  • Add new events throughout the season – Continue to look for new opportunities as barns and organizations add to their event schedules.

Identify Your Stepping Stones

Your goals calendar now contains your personal collection of opportunities for learning, riding and testing your skills. Review the options available for each month. Which ones provide the best ways to develop your skills in a progressive manner? Which ones offer ideal experiences for your horse?  How many can you realistically attend?

Quote, a goal should scare you a little, & excite you a lot.Highlight two or more events you can commit to each month. These become your short-term goals – stepping stones of learning for you and your horse. For example, let’s say your first goal is to ride in a stadium jumping clinic coming to a new farm.
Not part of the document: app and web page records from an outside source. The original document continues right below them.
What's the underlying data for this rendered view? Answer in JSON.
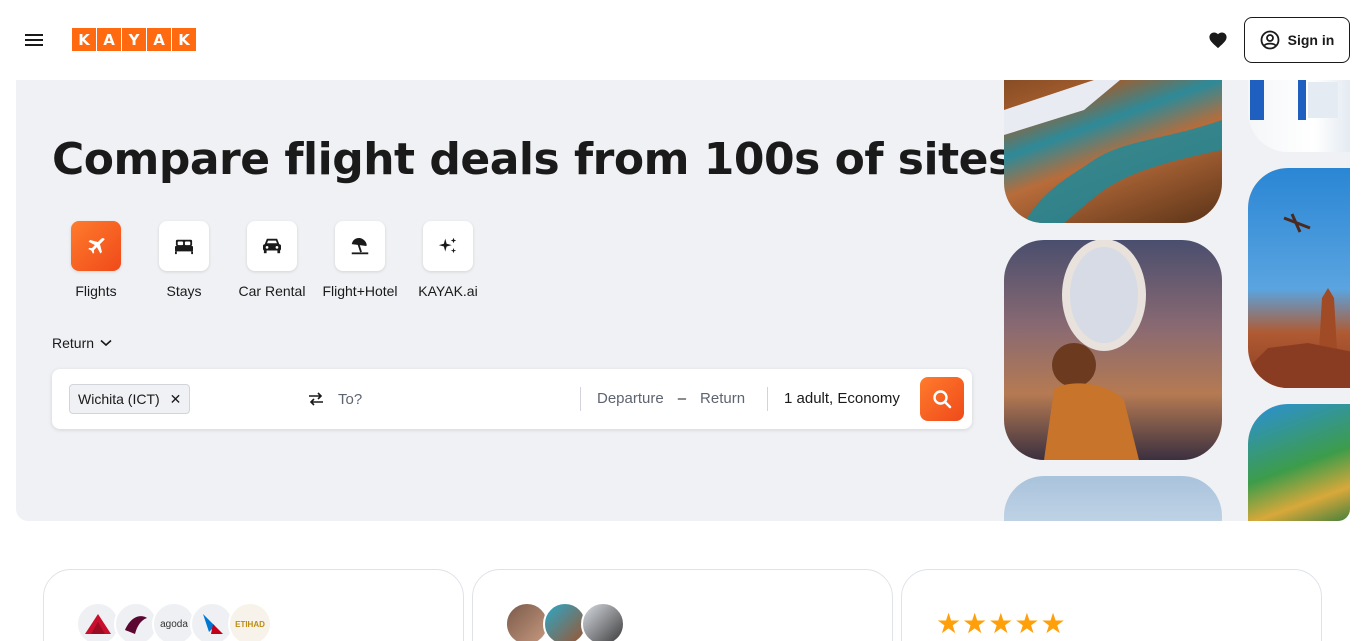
{
  "header": {
    "logo_letters": [
      "K",
      "A",
      "Y",
      "A",
      "K"
    ],
    "signin_label": "Sign in",
    "brand_color": "#ff690f"
  },
  "hero": {
    "title": "Compare flight deals from 100s of sites",
    "title_dot": ".",
    "verticals": [
      {
        "label": "Flights",
        "icon": "plane-icon",
        "active": true
      },
      {
        "label": "Stays",
        "icon": "bed-icon",
        "active": false
      },
      {
        "label": "Car Rental",
        "icon": "car-icon",
        "active": false
      },
      {
        "label": "Flight+Hotel",
        "icon": "beach-umbrella-icon",
        "active": false
      },
      {
        "label": "KAYAK.ai",
        "icon": "sparkles-icon",
        "active": false
      }
    ],
    "trip_type": "Return"
  },
  "search": {
    "origin": "Wichita (ICT)",
    "destination_placeholder": "To?",
    "departure_placeholder": "Departure",
    "date_separator": "–",
    "return_placeholder": "Return",
    "travelers": "1 adult, Economy"
  },
  "cards": {
    "card1_avatars": [
      "delta-logo",
      "qatar-logo",
      "agoda-logo",
      "american-logo",
      "etihad-logo"
    ],
    "card1_avatar_text": {
      "agoda": "agoda",
      "etihad": "ETIHAD"
    },
    "card2_avatars": [
      "person-1",
      "person-2",
      "person-3"
    ],
    "card3_rating_stars": 5
  }
}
You’ll get to sharpen technical skills while exposing your horse to a new venue. Your second goal is to return to the same farm and compete in a jumper show later that month. Set yourself up for building success.

Your trainer can help you identify the experiences best suited for you and your horse. Remember, you don’t have to show to have goals! Between ground work clinics, organized trail rides, equestrian sport psychology seminars, and symposiums to audit, there are plenty of non-competitive ways to keep your learning on track.

Add Supportive Actions

Look at the opportunities you highlighted. Think about how you can maximize the time between these stepping stones with effective supportive actions. Ask yourself what you need to do to prepare for each short-term goal. What are the possible road blocks you may face? Then, think of how you can overcome these challenges. Discuss your thoughts with your trainer. Determine the best proactive approach and ideal days for lessons.

Get creative! You may have to think outside the arena to tackle your road blocks. Do you need to work on trailer loading? Are you a stiff rider who could benefit from stretching exercises or yoga? If weekly lessons are beyond your budget, try watching training videos to supplement your learning. How about health and wellness for your horse? Maybe it’s a good time for a visit from the equine dentist. Using a calendar helps manage your time and reduce scrambling at the last minute.

Be Prepared for Change

We’ve all been there. Just when you feel completely on track, your horse gets an abscess before show day. Or, maybe you’re the one with a setback that prevents you from joining friends on a special trail ride. Whatever the unfortunate circumstance, now and then we may have to make the best of a disappointing situation.

Facing setbacks is one reason why I list multiple events for the same day on my calendar. My Plan B’s are already visible. If I can’t ride in a show, maybe I can volunteer or audit a clinic. Setbacks don’t always mean our goals come to a dramatic sliding stop. They may just need postponing. Seeing other options helps redirect our actions into resilient comebacks.

Quote, Journey of a thousand miles begins with a single step and a plan.Other times we may need to change our short-term goals. You and your young horse may not be ready for that big show at the end of the summer. What are the other available choices on your calendar? Changing doesn’t mean failing. You simply have the good sense to do what’s right for you and your horse and chose a different path for progress. In the long run, a local schooling show instead of a large recognized show may be what’s needed for a stronger foundation.

Get Started!

Have fun organizing your riding plans on a goals calendar. But remember, a plan only describes your intentions. So, get busy! Start doing the things that strengthen and motivate you to become a better rider. Venture outside your comfort zone and embrace opportunities with your supporters. After all, while it is rewarding to achieve a long-term goal, our real growth lies in the experiences, challenges, and change we experience along the way.

Enjoy the journey!